• **Aim of the exercise**
Report, as a number alone, how many lines below contain the string "Trends".
───── The records
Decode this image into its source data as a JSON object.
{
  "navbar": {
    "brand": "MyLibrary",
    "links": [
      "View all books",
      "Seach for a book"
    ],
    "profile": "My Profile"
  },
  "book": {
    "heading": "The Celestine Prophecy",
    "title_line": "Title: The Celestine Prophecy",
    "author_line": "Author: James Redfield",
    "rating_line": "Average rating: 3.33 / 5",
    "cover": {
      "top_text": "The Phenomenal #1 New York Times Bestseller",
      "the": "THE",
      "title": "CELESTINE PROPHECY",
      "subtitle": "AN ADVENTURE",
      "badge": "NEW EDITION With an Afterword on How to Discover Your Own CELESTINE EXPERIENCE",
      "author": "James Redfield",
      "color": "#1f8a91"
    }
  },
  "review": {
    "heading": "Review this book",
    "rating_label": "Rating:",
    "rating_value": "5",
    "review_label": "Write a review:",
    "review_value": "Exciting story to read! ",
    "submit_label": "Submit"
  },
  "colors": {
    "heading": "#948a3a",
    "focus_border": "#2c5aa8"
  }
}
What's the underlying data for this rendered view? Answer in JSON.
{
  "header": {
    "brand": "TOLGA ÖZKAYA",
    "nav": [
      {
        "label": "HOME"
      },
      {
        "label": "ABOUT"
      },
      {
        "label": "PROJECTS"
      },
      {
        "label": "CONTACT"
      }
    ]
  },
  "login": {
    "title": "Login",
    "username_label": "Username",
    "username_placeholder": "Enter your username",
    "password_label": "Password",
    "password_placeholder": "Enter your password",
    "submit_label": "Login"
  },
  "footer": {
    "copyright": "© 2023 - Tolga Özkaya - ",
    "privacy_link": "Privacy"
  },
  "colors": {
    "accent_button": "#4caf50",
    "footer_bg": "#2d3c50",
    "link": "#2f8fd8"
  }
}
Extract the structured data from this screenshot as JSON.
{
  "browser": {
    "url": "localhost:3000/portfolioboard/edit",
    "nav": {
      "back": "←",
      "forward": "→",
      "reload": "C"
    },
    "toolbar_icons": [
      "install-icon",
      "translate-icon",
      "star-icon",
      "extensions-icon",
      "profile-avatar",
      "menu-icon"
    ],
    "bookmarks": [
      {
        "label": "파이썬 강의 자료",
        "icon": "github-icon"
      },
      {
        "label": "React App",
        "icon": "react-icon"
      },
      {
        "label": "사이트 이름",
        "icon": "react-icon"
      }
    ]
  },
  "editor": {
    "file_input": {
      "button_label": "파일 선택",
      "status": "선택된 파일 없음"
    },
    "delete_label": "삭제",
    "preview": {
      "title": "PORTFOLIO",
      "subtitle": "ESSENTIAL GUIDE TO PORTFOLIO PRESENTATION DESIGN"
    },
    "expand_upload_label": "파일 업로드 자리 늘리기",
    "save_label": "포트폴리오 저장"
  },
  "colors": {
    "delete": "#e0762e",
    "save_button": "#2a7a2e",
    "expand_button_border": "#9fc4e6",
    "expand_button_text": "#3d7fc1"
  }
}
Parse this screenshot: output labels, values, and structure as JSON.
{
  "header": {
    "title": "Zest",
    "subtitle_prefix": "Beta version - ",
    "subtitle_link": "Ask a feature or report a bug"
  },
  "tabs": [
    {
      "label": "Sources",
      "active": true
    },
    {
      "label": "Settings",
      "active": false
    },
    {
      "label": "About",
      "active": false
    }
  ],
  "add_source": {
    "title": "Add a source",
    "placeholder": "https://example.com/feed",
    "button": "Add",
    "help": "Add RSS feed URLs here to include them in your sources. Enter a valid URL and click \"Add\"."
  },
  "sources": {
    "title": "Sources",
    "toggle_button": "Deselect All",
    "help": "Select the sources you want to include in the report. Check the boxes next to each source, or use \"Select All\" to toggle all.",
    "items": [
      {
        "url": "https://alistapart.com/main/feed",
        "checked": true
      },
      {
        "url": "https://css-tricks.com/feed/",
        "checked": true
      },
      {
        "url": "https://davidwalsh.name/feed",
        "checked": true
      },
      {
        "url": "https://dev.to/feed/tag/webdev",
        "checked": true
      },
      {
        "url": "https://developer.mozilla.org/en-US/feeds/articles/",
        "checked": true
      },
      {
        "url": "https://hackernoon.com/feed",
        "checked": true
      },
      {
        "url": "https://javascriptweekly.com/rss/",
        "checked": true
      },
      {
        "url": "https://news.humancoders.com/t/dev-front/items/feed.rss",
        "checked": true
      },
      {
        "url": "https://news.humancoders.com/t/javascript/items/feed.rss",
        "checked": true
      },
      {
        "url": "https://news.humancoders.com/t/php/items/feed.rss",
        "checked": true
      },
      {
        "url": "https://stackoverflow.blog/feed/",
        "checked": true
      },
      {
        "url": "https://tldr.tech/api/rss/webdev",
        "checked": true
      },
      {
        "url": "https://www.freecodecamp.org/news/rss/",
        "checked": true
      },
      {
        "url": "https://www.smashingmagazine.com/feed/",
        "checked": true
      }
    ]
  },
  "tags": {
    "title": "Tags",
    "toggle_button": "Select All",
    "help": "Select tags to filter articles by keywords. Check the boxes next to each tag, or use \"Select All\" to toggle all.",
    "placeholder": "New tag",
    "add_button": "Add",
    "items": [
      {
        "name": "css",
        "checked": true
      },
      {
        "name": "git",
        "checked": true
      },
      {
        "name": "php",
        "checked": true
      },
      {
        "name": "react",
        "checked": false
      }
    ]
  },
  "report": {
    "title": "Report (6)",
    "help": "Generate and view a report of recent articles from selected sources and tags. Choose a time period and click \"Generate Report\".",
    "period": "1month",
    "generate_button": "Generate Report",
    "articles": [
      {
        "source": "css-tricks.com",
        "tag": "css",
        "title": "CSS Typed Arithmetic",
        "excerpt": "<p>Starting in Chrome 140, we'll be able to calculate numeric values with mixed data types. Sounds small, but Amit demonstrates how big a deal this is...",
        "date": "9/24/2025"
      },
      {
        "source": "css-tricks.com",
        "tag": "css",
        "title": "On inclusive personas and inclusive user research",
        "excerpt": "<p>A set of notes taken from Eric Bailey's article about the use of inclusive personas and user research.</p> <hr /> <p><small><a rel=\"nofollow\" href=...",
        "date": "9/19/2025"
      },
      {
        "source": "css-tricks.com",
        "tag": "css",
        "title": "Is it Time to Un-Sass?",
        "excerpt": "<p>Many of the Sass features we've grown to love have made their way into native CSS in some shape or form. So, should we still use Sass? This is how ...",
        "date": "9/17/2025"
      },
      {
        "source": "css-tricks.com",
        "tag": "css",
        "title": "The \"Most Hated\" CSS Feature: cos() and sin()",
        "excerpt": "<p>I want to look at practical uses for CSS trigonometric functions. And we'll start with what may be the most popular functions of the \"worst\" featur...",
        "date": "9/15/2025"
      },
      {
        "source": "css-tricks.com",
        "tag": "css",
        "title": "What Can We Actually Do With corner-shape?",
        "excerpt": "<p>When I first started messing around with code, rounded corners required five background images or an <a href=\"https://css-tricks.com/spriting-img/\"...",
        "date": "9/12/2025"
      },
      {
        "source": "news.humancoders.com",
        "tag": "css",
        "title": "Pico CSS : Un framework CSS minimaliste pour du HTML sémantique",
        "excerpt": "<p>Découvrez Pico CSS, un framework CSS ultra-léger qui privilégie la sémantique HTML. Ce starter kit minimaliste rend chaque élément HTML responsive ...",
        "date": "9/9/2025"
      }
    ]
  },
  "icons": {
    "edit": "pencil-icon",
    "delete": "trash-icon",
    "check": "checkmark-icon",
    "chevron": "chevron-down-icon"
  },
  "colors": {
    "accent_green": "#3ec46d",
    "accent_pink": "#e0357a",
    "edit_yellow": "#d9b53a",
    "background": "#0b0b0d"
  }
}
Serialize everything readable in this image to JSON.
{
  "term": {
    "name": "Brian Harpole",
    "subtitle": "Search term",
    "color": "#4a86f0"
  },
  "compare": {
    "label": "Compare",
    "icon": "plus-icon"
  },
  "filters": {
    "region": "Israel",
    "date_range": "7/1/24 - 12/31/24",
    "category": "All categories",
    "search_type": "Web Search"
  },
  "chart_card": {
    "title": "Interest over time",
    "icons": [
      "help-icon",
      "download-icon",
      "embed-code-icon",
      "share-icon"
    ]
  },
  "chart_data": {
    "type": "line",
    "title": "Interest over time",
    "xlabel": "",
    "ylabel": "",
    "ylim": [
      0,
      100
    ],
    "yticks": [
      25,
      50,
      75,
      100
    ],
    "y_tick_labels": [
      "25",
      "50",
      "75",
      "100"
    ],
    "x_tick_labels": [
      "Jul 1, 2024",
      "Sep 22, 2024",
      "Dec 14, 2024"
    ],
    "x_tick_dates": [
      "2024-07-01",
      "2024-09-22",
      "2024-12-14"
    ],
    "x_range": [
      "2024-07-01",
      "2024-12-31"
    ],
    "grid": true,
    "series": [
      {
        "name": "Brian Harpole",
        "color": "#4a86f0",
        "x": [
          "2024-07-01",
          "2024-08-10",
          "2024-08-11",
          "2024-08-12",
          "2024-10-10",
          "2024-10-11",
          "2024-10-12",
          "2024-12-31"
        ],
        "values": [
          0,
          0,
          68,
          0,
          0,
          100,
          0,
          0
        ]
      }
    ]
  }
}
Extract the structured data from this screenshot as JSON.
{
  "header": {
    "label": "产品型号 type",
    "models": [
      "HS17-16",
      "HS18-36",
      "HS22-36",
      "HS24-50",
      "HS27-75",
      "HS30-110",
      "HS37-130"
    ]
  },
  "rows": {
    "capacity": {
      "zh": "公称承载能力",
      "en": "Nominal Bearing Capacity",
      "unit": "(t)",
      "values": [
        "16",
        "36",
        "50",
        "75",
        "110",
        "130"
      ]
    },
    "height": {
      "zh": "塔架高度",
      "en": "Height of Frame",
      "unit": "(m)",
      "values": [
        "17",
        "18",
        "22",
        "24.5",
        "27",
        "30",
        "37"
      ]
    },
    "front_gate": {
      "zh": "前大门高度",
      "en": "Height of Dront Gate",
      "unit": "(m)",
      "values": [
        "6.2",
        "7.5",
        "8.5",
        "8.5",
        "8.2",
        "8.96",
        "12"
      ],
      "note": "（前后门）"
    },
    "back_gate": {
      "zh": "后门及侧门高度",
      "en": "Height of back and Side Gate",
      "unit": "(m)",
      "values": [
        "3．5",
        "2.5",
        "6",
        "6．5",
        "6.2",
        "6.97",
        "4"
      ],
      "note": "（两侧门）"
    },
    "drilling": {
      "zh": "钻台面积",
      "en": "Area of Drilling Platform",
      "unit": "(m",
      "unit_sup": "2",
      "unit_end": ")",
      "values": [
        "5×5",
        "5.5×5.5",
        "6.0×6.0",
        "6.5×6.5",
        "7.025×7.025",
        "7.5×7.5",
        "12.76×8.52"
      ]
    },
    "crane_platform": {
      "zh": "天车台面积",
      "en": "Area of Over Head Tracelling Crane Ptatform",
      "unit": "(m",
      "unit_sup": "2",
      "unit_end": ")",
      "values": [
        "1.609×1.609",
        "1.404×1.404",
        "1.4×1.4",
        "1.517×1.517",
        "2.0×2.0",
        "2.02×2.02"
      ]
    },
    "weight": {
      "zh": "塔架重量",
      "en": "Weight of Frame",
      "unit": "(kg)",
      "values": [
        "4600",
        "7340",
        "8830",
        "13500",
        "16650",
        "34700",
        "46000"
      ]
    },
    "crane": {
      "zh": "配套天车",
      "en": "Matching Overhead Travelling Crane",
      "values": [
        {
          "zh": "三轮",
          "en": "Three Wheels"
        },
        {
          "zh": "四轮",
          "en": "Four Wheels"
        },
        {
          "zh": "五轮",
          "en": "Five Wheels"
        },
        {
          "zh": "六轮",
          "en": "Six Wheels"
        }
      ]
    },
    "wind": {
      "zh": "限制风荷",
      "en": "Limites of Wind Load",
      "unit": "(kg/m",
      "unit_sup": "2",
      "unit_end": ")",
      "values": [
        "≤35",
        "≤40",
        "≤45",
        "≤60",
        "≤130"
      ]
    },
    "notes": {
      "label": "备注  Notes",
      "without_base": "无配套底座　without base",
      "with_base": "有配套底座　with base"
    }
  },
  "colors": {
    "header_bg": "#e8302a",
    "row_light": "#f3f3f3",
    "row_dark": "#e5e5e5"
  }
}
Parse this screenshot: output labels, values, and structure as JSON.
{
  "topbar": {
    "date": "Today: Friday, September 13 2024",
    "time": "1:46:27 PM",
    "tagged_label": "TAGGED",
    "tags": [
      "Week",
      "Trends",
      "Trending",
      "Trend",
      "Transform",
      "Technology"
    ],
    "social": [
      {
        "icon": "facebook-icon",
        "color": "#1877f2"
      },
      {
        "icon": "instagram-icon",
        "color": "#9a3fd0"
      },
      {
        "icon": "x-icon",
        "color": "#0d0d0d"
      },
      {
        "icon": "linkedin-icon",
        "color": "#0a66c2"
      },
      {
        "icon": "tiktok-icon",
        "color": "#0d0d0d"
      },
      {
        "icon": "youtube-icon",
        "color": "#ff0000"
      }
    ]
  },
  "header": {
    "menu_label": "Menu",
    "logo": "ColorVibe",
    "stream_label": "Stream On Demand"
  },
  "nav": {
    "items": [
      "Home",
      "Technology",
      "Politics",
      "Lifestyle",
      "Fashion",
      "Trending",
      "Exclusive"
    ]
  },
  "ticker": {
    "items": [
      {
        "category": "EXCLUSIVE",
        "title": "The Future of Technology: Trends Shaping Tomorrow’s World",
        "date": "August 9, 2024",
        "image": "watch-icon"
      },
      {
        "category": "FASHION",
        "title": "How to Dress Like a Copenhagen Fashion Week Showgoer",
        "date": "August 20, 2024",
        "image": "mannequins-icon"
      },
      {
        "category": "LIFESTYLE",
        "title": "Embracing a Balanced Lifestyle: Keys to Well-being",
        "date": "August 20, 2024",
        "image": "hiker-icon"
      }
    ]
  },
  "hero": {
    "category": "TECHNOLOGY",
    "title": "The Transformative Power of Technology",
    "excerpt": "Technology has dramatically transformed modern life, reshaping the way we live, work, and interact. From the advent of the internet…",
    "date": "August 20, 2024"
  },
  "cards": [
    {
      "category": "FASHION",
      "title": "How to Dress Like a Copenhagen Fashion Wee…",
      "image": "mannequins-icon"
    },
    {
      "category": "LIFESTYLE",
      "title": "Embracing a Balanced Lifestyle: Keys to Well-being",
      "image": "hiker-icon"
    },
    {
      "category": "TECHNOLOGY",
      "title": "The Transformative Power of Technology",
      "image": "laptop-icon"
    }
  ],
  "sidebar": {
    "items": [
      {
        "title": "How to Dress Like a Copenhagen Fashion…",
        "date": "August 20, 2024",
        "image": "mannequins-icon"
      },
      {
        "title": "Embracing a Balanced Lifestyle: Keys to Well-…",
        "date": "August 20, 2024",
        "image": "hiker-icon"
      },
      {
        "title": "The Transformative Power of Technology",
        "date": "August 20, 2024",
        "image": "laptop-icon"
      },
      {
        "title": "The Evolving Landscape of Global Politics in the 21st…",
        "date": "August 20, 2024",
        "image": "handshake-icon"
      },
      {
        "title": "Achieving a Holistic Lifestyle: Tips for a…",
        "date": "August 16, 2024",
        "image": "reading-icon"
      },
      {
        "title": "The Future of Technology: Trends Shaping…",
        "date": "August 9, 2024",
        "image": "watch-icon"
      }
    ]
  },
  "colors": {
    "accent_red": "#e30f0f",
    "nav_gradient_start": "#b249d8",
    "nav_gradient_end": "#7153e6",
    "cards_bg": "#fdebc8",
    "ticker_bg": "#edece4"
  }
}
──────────
• **Expected answer**
3